*Try it*: Write out nothing except the lines running from the one containing "Parse this screenshot: output" to the last line of the data, exactly as they stand.

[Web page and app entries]
[Start of Attachment]

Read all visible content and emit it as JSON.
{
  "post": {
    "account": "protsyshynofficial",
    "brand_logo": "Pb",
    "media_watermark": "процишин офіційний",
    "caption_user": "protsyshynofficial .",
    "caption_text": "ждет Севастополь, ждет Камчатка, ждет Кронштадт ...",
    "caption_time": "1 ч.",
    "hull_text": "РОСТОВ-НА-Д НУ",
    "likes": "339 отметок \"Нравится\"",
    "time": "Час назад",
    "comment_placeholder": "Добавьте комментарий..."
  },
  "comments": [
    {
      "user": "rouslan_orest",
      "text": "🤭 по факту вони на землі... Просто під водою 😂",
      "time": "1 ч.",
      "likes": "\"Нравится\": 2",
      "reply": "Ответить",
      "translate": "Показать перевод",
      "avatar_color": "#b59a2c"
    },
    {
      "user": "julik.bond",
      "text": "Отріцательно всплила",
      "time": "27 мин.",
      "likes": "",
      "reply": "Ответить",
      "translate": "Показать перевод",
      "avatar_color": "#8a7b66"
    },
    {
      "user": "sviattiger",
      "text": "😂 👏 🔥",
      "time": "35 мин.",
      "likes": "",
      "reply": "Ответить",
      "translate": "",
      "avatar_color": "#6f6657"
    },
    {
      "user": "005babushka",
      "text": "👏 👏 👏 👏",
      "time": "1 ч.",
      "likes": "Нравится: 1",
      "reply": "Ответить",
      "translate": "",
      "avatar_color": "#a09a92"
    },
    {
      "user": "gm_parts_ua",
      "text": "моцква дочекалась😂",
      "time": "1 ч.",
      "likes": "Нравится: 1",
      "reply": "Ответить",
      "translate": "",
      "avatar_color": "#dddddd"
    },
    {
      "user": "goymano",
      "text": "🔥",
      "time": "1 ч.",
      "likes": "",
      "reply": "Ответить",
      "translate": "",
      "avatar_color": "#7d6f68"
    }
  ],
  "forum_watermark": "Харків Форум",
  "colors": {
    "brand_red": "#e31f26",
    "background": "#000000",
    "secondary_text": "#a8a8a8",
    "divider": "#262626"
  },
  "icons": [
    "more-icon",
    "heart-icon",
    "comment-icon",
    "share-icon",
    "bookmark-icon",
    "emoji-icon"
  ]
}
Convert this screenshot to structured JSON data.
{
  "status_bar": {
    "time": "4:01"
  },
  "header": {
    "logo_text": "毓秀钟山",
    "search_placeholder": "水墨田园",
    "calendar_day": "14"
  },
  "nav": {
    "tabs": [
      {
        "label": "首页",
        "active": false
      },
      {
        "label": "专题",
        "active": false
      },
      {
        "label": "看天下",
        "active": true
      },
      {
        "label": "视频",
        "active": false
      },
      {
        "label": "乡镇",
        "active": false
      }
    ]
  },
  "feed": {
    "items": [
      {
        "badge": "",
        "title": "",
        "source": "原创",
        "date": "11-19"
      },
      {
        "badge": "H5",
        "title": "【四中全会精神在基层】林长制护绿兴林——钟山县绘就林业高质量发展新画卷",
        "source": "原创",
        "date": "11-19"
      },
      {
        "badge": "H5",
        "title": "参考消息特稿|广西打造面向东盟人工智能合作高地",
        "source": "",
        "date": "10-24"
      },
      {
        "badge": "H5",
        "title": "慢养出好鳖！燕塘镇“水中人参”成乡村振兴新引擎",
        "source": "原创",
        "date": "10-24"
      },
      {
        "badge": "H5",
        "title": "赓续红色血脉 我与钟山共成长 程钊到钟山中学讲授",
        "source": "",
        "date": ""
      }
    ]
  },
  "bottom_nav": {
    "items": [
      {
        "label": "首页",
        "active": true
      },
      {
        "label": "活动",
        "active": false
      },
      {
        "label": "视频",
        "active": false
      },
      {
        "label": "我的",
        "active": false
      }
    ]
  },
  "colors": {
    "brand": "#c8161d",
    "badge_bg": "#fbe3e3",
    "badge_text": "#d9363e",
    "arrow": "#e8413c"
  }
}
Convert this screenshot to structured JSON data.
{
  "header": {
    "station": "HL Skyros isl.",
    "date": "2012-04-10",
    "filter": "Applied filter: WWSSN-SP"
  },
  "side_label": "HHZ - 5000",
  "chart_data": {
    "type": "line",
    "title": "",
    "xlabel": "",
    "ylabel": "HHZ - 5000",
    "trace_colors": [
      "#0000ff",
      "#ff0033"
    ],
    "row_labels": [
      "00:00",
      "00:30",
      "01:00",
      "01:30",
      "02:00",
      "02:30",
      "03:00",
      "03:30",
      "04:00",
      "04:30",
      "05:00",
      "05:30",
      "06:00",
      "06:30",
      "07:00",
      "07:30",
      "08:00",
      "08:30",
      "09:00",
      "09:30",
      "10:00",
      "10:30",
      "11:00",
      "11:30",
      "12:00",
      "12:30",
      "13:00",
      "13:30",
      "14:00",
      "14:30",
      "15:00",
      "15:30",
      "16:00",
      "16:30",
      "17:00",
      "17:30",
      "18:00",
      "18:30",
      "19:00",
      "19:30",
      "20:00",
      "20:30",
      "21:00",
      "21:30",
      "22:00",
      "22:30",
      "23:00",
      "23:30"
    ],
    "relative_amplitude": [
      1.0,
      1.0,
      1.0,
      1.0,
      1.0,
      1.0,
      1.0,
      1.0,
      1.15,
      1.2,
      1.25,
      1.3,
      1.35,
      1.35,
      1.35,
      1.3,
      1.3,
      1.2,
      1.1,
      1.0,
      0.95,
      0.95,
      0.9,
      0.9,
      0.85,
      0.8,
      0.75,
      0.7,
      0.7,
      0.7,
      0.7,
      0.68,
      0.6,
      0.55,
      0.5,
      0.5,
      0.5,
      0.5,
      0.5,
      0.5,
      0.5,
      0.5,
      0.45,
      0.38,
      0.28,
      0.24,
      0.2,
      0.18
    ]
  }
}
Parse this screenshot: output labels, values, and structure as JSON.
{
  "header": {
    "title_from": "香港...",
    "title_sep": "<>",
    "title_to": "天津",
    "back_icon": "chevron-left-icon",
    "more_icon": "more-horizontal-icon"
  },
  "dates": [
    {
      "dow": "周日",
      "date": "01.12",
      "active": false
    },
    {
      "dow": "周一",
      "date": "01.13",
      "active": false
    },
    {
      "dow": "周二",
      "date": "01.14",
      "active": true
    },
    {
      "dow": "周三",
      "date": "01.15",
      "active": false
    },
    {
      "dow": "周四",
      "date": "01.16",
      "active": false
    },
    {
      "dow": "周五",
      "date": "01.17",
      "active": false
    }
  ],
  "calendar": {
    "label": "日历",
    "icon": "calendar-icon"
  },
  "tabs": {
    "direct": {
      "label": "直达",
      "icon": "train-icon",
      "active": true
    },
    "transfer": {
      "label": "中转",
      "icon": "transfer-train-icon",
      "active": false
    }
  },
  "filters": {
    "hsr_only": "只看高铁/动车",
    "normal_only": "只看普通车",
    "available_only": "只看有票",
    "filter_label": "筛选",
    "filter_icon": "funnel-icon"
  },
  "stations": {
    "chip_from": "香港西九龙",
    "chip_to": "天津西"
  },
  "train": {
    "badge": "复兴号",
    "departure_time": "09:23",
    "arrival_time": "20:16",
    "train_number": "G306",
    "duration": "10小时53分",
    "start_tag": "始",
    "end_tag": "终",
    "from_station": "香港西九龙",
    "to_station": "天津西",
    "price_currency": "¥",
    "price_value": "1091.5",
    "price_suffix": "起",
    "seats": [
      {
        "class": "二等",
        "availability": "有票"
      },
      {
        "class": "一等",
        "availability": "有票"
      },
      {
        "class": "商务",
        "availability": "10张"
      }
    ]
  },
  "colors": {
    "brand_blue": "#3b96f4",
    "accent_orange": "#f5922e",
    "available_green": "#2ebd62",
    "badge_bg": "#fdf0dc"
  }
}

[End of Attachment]

*Final answer*:
Parse this screenshot: output labels, values, and structure as JSON.
{
  "header": {
    "title_from": "香港...",
    "title_sep": "<>",
    "title_to": "天津",
    "back_icon": "chevron-left-icon",
    "more_icon": "more-horizontal-icon"
  },
  "dates": [
    {
      "dow": "周日",
      "date": "01.12",
      "active": false
    },
    {
      "dow": "周一",
      "date": "01.13",
      "active": false
    },
    {
      "dow": "周二",
      "date": "01.14",
      "active": true
    },
    {
      "dow": "周三",
      "date": "01.15",
      "active": false
    },
    {
      "dow": "周四",
      "date": "01.16",
      "active": false
    },
    {
      "dow": "周五",
      "date": "01.17",
      "active": false
    }
  ],
  "calendar": {
    "label": "日历",
    "icon": "calendar-icon"
  },
  "tabs": {
    "direct": {
      "label": "直达",
      "icon": "train-icon",
      "active": true
    },
    "transfer": {
      "label": "中转",
      "icon": "transfer-train-icon",
      "active": false
    }
  },
  "filters": {
    "hsr_only": "只看高铁/动车",
    "normal_only": "只看普通车",
    "available_only": "只看有票",
    "filter_label": "筛选",
    "filter_icon": "funnel-icon"
  },
  "stations": {
    "chip_from": "香港西九龙",
    "chip_to": "天津西"
  },
  "train": {
    "badge": "复兴号",
    "departure_time": "09:23",
    "arrival_time": "20:16",
    "train_number": "G306",
    "duration": "10小时53分",
    "start_tag": "始",
    "end_tag": "终",
    "from_station": "香港西九龙",
    "to_station": "天津西",
    "price_currency": "¥",
    "price_value": "1091.5",
    "price_suffix": "起",
    "seats": [
      {
        "class": "二等",
        "availability": "有票"
      },
      {
        "class": "一等",
        "availability": "有票"
      },
      {
        "class": "商务",
        "availability": "10张"
      }
    ]
  },
  "colors": {
    "brand_blue": "#3b96f4",
    "accent_orange": "#f5922e",
    "available_green": "#2ebd62",
    "badge_bg": "#fdf0dc"
  }
}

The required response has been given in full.